> _Records shown_:
== == ==

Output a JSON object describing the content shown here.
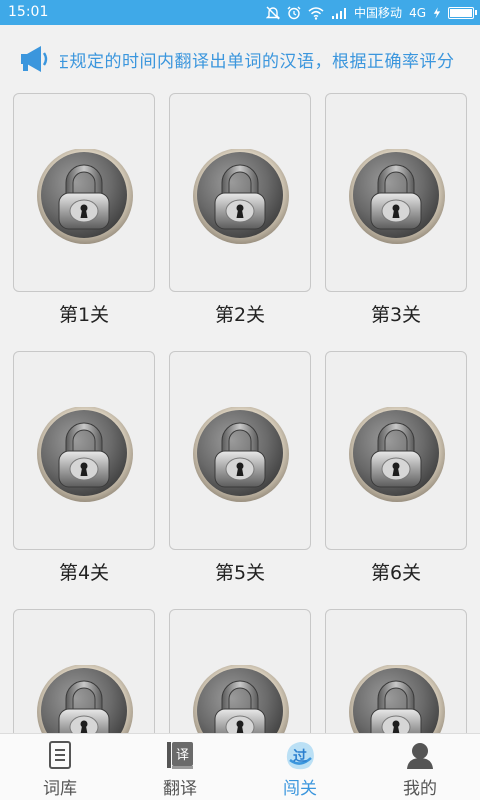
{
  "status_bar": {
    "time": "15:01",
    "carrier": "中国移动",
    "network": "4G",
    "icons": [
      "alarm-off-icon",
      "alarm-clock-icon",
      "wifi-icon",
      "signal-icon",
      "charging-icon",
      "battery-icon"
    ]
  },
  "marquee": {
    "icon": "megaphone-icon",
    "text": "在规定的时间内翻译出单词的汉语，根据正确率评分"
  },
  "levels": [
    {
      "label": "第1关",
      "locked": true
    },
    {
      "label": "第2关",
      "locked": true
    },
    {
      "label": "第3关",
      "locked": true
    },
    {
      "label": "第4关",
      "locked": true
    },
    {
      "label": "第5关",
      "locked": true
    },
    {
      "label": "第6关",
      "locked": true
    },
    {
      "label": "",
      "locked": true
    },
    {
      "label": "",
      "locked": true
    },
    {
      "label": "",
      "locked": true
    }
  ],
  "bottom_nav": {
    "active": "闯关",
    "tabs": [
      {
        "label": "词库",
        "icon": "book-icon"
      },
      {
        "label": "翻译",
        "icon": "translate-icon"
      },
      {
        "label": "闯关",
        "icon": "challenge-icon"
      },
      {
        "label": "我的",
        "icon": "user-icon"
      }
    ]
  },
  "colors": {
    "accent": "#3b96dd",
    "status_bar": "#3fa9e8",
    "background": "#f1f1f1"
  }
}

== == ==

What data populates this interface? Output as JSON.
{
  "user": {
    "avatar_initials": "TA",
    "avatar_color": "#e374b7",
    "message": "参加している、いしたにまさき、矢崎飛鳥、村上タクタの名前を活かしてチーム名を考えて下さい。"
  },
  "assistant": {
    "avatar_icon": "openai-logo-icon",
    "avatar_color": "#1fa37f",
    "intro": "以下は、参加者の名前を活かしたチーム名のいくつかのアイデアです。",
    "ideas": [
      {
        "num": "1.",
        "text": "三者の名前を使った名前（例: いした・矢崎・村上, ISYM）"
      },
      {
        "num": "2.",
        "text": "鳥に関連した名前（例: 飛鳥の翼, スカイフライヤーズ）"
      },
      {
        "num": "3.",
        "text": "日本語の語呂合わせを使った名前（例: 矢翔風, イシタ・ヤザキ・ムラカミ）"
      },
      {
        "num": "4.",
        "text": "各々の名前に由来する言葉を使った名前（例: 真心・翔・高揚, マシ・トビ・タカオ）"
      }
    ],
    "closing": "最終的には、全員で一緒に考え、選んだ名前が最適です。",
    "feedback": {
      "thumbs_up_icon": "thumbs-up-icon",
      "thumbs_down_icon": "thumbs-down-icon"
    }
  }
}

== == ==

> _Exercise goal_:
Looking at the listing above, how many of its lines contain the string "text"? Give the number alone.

> _Result below_:
5